After seeing leads quickly evaporate in the first two periods, the Islanders rattled off three goals in the final frame. Captain Mark Streit, who finished with three points, tied the game at 3 with his second goal of the game early in the third, and superstar center John Tavares snapped a 4-4 draw to score what would hold up as the game-winner midway through the period.

Tavares stick handled his way to the doorstep and chased his own rebound to beat Fleury’s outstretched pad for a 5-4 lead at 10:11. Fourth-line sparkplug Casey Cizikas added an insurance goal with less than two minutes remaining -- the final display of Fleury’s frustrating night.

Before that bizarre play, in which he was out of position and slow to react to Cizikas cutting to the net, Fleury gave up a real softie to Kyle Okposo in the second period.

Okposo threw the puck at the net from behind the goal line and banked it in off Fleury’s pads at 18:36.

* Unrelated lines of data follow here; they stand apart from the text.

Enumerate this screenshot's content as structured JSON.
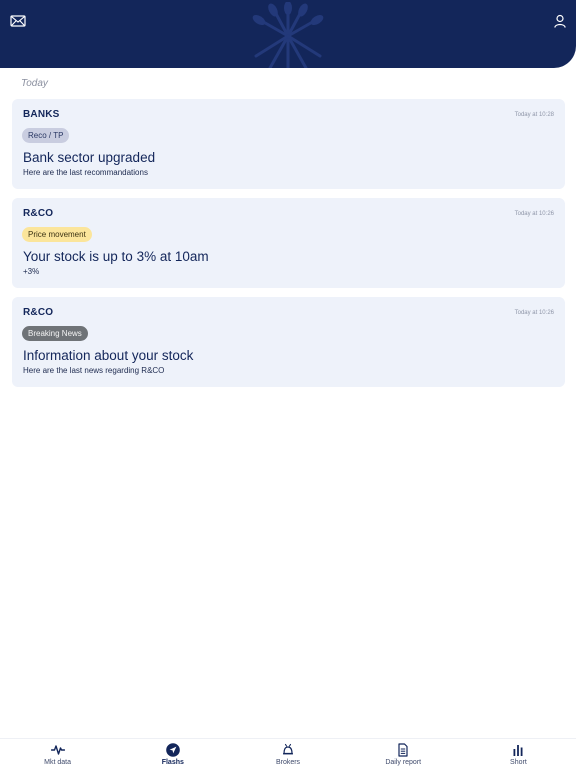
{
  "header": {
    "mail_icon": "envelope-icon",
    "logo": "wheat-sheaf-logo",
    "user_icon": "user-icon",
    "color": "#13265a"
  },
  "section": {
    "label": "Today"
  },
  "flashes": [
    {
      "company": "BANKS",
      "time": "Today at 10:28",
      "badge": "Reco / TP",
      "badge_color": "#c9cde0",
      "title": "Bank sector upgraded",
      "subtitle": "Here are the last recommandations"
    },
    {
      "company": "R&CO",
      "time": "Today at 10:26",
      "badge": "Price movement",
      "badge_color": "#fbe59b",
      "title": "Your stock is up to 3% at 10am",
      "subtitle": "+3%"
    },
    {
      "company": "R&CO",
      "time": "Today at 10:26",
      "badge": "Breaking News",
      "badge_color": "#6f7377",
      "title": "Information about your stock",
      "subtitle": "Here are the last news regarding R&CO"
    }
  ],
  "nav": {
    "active": "Flashs",
    "items": [
      {
        "label": "Mkt data",
        "icon": "pulse-icon"
      },
      {
        "label": "Flashs",
        "icon": "paper-plane-icon"
      },
      {
        "label": "Brokers",
        "icon": "bell-icon"
      },
      {
        "label": "Daily report",
        "icon": "document-icon"
      },
      {
        "label": "Short",
        "icon": "bar-chart-icon"
      }
    ]
  }
}
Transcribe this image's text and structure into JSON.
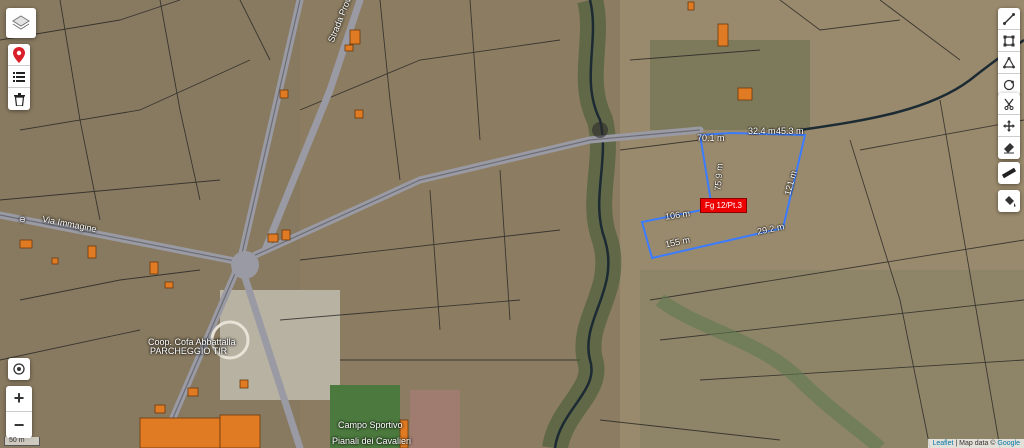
{
  "labels": {
    "parcel": "Fg 12/Pt.3",
    "road_via": "Via Immagine",
    "road_sp": "Strada Provinciale ... per",
    "place_cooperative": "Coop. Cofa Abbattalla",
    "place_parking": "PARCHEGGIO TIR",
    "place_sport": "Campo Sportivo",
    "place_sport2": "Pianali dei Cavalieri"
  },
  "measurements": {
    "m1": "70.1 m",
    "m2": "32.4 m",
    "m3": "45.3 m",
    "m4": "121 m",
    "m5": "29.2 m",
    "m6": "155 m",
    "m7": "106 m",
    "m8": "75.9 m"
  },
  "scale": "50 m",
  "attribution": {
    "leaflet": "Leaflet",
    "sep": " | Map data © ",
    "google": "Google"
  },
  "colors": {
    "parcel_outline": "#3b7cff",
    "parcel_tag": "#e00000",
    "marker": "#d9202a",
    "road": "#9a9aa4",
    "stream": "#1b2a33",
    "building": "#e07b23"
  },
  "icons": {
    "layers": "layers-icon",
    "marker": "map-marker-icon",
    "list": "list-icon",
    "trash": "trash-icon",
    "locate": "locate-icon",
    "zoom_in": "plus-icon",
    "zoom_out": "minus-icon",
    "draw_line": "draw-polyline-icon",
    "draw_rect": "draw-rectangle-icon",
    "draw_poly": "draw-polygon-icon",
    "draw_circle": "draw-circle-icon",
    "cut": "cut-icon",
    "move": "move-icon",
    "erase": "eraser-icon",
    "ruler": "ruler-icon",
    "fill": "paint-bucket-icon"
  },
  "zoom": {
    "in": "+",
    "out": "−"
  }
}
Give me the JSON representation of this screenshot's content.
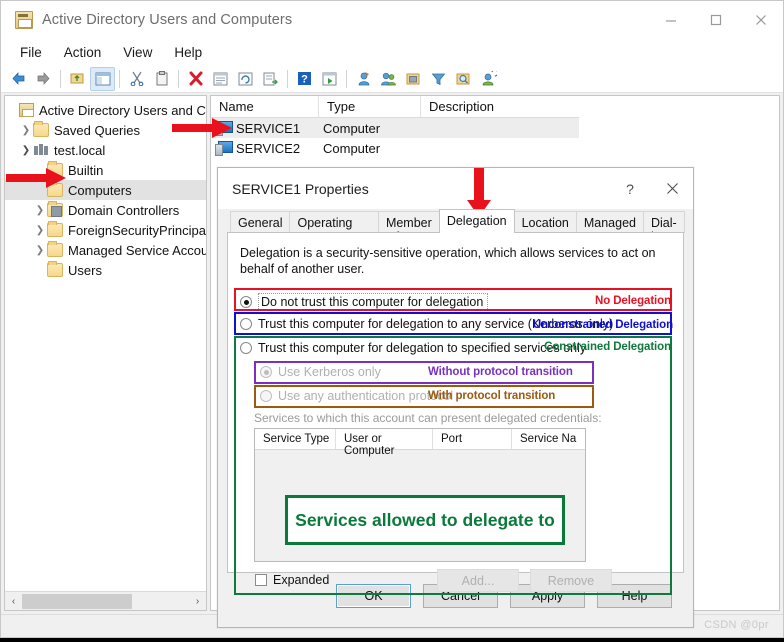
{
  "window": {
    "title": "Active Directory Users and Computers",
    "title_icon": "console-icon",
    "controls": {
      "minimize": "minimize-icon",
      "maximize": "maximize-icon",
      "close": "close-icon"
    }
  },
  "menubar": {
    "items": [
      "File",
      "Action",
      "View",
      "Help"
    ]
  },
  "toolbar": {
    "items": [
      "back-icon",
      "forward-icon",
      "up-folder-icon",
      "show-hide-tree-icon",
      "cut-icon",
      "copy-icon",
      "delete-icon",
      "properties-icon",
      "refresh-icon",
      "export-list-icon",
      "help-icon",
      "run-icon",
      "new-user-icon",
      "new-group-icon",
      "new-ou-icon",
      "filter-icon",
      "find-icon",
      "add-member-icon"
    ]
  },
  "tree": {
    "items": [
      {
        "label": "Active Directory Users and Comp",
        "icon": "console-root-icon",
        "twisty": "",
        "indent": 0,
        "selected": false
      },
      {
        "label": "Saved Queries",
        "icon": "folder-icon",
        "twisty": "collapsed",
        "indent": 1,
        "selected": false
      },
      {
        "label": "test.local",
        "icon": "domain-icon",
        "twisty": "expanded",
        "indent": 1,
        "selected": false
      },
      {
        "label": "Builtin",
        "icon": "folder-icon",
        "twisty": "",
        "indent": 2,
        "selected": false
      },
      {
        "label": "Computers",
        "icon": "folder-icon",
        "twisty": "",
        "indent": 2,
        "selected": true
      },
      {
        "label": "Domain Controllers",
        "icon": "ou-folder-icon",
        "twisty": "collapsed",
        "indent": 2,
        "selected": false
      },
      {
        "label": "ForeignSecurityPrincipals",
        "icon": "folder-icon",
        "twisty": "collapsed",
        "indent": 2,
        "selected": false
      },
      {
        "label": "Managed Service Accoun",
        "icon": "folder-icon",
        "twisty": "collapsed",
        "indent": 2,
        "selected": false
      },
      {
        "label": "Users",
        "icon": "folder-icon",
        "twisty": "",
        "indent": 2,
        "selected": false
      }
    ],
    "hscroll": {
      "left_arrow": "‹",
      "right_arrow": "›"
    }
  },
  "list": {
    "columns": [
      "Name",
      "Type",
      "Description"
    ],
    "rows": [
      {
        "name": "SERVICE1",
        "type": "Computer",
        "description": "",
        "icon": "computer-icon",
        "selected": true
      },
      {
        "name": "SERVICE2",
        "type": "Computer",
        "description": "",
        "icon": "computer-icon",
        "selected": false
      }
    ]
  },
  "dialog": {
    "title": "SERVICE1 Properties",
    "help_button": "?",
    "close_button": "✕",
    "tabs": [
      {
        "label": "General",
        "active": false
      },
      {
        "label": "Operating System",
        "active": false
      },
      {
        "label": "Member Of",
        "active": false
      },
      {
        "label": "Delegation",
        "active": true
      },
      {
        "label": "Location",
        "active": false
      },
      {
        "label": "Managed By",
        "active": false
      },
      {
        "label": "Dial-in",
        "active": false
      }
    ],
    "description": "Delegation is a security-sensitive operation, which allows services to act on behalf of another user.",
    "options": [
      {
        "label": "Do not trust this computer for delegation",
        "selected": true,
        "disabled": false,
        "focused": true
      },
      {
        "label": "Trust this computer for delegation to any service (Kerberos only)",
        "selected": false,
        "disabled": false,
        "focused": false
      },
      {
        "label": "Trust this computer for delegation to specified services only",
        "selected": false,
        "disabled": false,
        "focused": false
      }
    ],
    "sub_options": [
      {
        "label": "Use Kerberos only",
        "selected": true,
        "disabled": true
      },
      {
        "label": "Use any authentication protocol",
        "selected": false,
        "disabled": true
      }
    ],
    "services_label": "Services to which this account can present delegated credentials:",
    "services_columns": [
      "Service Type",
      "User or Computer",
      "Port",
      "Service Na"
    ],
    "services_rows": [],
    "expanded_checkbox": {
      "label": "Expanded",
      "checked": false
    },
    "list_buttons": [
      {
        "label": "Add...",
        "disabled": true
      },
      {
        "label": "Remove",
        "disabled": true
      }
    ],
    "footer_buttons": [
      {
        "label": "OK",
        "default": true
      },
      {
        "label": "Cancel",
        "default": false
      },
      {
        "label": "Apply",
        "default": false
      },
      {
        "label": "Help",
        "default": false
      }
    ]
  },
  "annotations": [
    {
      "id": "no-delegation",
      "text": "No Delegation",
      "color": "#e81123"
    },
    {
      "id": "unconstrained-delegation",
      "text": "Unconstrained Delegation",
      "color": "#1010d0"
    },
    {
      "id": "constrained-delegation",
      "text": "Constrained Delegation",
      "color": "#0f7a3d"
    },
    {
      "id": "without-protocol-transition",
      "text": "Without protocol transition",
      "color": "#7b2fbe"
    },
    {
      "id": "with-protocol-transition",
      "text": "With protocol transition",
      "color": "#9c5a10"
    },
    {
      "id": "services-allowed",
      "text": "Services allowed to delegate to",
      "color": "#0a7a3a"
    }
  ],
  "watermark": "CSDN @0pr"
}
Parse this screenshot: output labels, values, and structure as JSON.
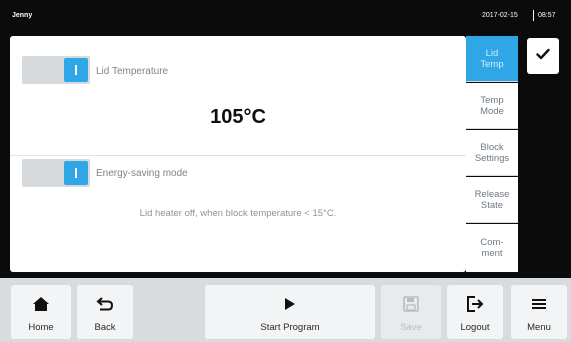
{
  "status_bar": {
    "user": "Jenny",
    "date": "2017-02-15",
    "time": "08:57"
  },
  "lid_temperature": {
    "label": "Lid Temperature",
    "value": "105°C",
    "enabled": true
  },
  "energy_saving": {
    "label": "Energy-saving mode",
    "enabled": true,
    "note": "Lid heater off, when block temperature < 15°C."
  },
  "side_tabs": [
    {
      "label": "Lid\nTemp",
      "active": true
    },
    {
      "label": "Temp\nMode",
      "active": false
    },
    {
      "label": "Block\nSettings",
      "active": false
    },
    {
      "label": "Release\nState",
      "active": false
    },
    {
      "label": "Com-\nment",
      "active": false
    }
  ],
  "toolbar": {
    "home_label": "Home",
    "back_label": "Back",
    "start_label": "Start Program",
    "save_label": "Save",
    "logout_label": "Logout",
    "menu_label": "Menu"
  },
  "colors": {
    "accent": "#2fa6e6",
    "background": "#0b0b0b",
    "toolbar": "#d9dcdf"
  },
  "icons": {
    "confirm": "check-icon",
    "home": "home-icon",
    "back": "back-arrow-icon",
    "start": "play-icon",
    "save": "floppy-disk-icon",
    "logout": "logout-icon",
    "menu": "hamburger-menu-icon"
  }
}
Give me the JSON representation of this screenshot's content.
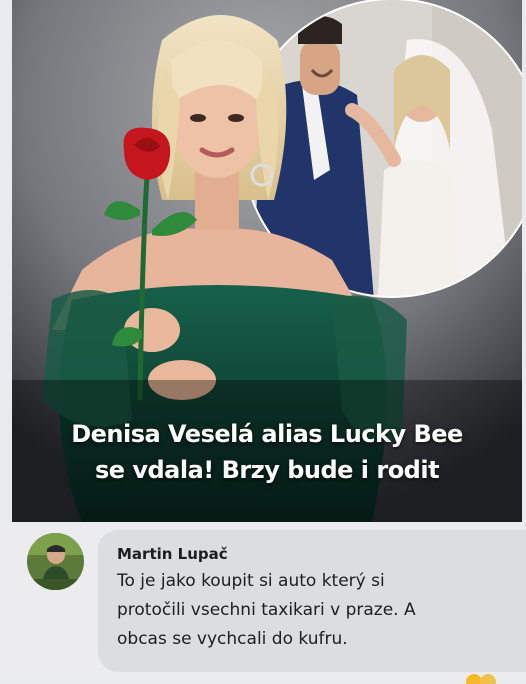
{
  "post": {
    "headline_line1": "Denisa Veselá alias Lucky Bee",
    "headline_line2": "se vdala! Brzy bude i rodit"
  },
  "comment": {
    "author": "Martin Lupač",
    "lines": [
      "To je jako koupit si auto který si",
      "protočili vsechni taxikari v praze. A",
      "obcas se vychcali do kufru."
    ]
  },
  "icons": {
    "avatar": "avatar-photo",
    "reactions": "reaction-icons"
  },
  "colors": {
    "rose": "#c4161c",
    "dress": "#0f4a36",
    "suit": "#22356b",
    "bubble": "#dcdde0"
  }
}
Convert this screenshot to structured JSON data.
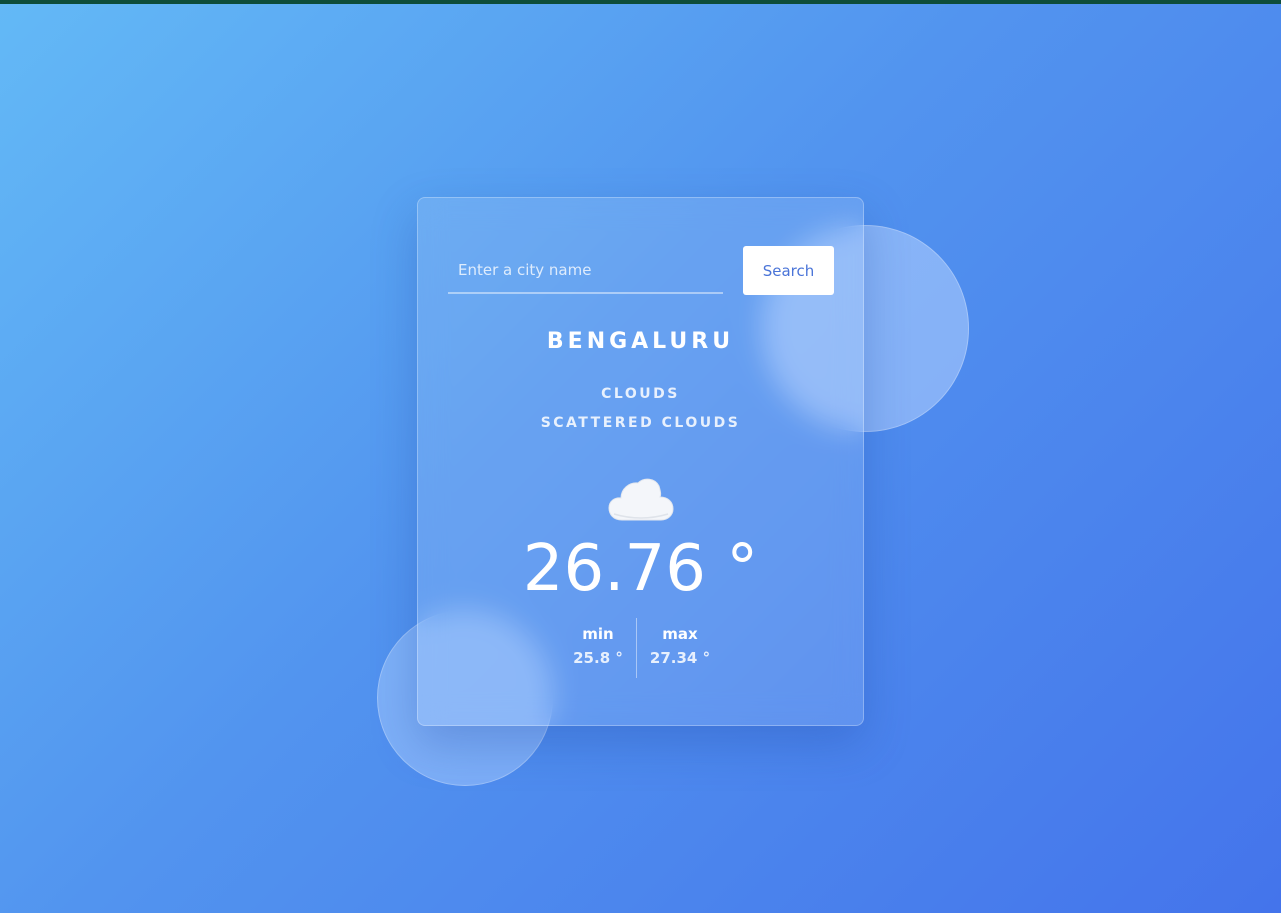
{
  "search": {
    "placeholder": "Enter a city name",
    "value": "",
    "button_label": "Search"
  },
  "weather": {
    "city": "BENGALURU",
    "main": "CLOUDS",
    "description": "SCATTERED CLOUDS",
    "icon": "cloud-icon",
    "temperature": "26.76 °",
    "min_label": "min",
    "min_value": "25.8 °",
    "max_label": "max",
    "max_value": "27.34 °"
  },
  "colors": {
    "background_start": "#63b9f6",
    "background_end": "#4474eb",
    "button_text": "#4a74d8",
    "top_bar": "#0e4d3a"
  }
}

The handful of blunders was eerily reminiscent of last year’s meltdown in the first round of the playoffs, when Fleury surrendered a dizzying 26 goals over six games to the Philadelphia Flyers.

“We know how he played last year against Philly, but we just want to go get traffic in front of him, get shots, shoot the puck,” Okposo said. “We didn’t shoot the puck enough in the second. We came out in the third, peppered him and got in his kitchen a little bit.”

Rugged forward Matt Martin said the team let Fleury off too easy in Game 1 when he recorded a 5-0 shutout. Since then, they’ve amped up the pressure.

“Game 1, we didn’t test him enough. He had a shutout. Luckily, Game 2 we were able to get some on him and since then, we’ve been able to capitalize on our opportunities,” Martin said. "I think if you take away any goalie’s confidence, it’s hard to make saves.”

By contrast, the Islanders confidence seems to be soaring after Game 4’s victory, one that ensures they’ll get another game at home in front of a raucous Nassau Coliseum crowd.

"Game 3 was heartbreaking and we found a way to put it behind us, so the nice thing is that we get another game at home here," Martin said. "The crowd’s been fantastic for us."

Even without top-pair defenseman Andrew MacDonald, who was forced from the game with an upper-body injury in the second period, the Islanders seem encouraged by their chances from here on out.

They’ll take momentum into Game 5 and the knowledge that these Penguins are a beatable team.

Although an inexperienced squad, the Islanders have matured, both from earlier this season and maybe even earlier this series, into one capable of managing the momentum swings and surges within a game.

“We put so much effort into getting here, there was no doubt we wanted to make the most of this opportunity," Tavares said. "We weren’t just satisfied being here. We believe in this room, obviously. ... There are a lot of guys stepping up for us here and that’s what we need.”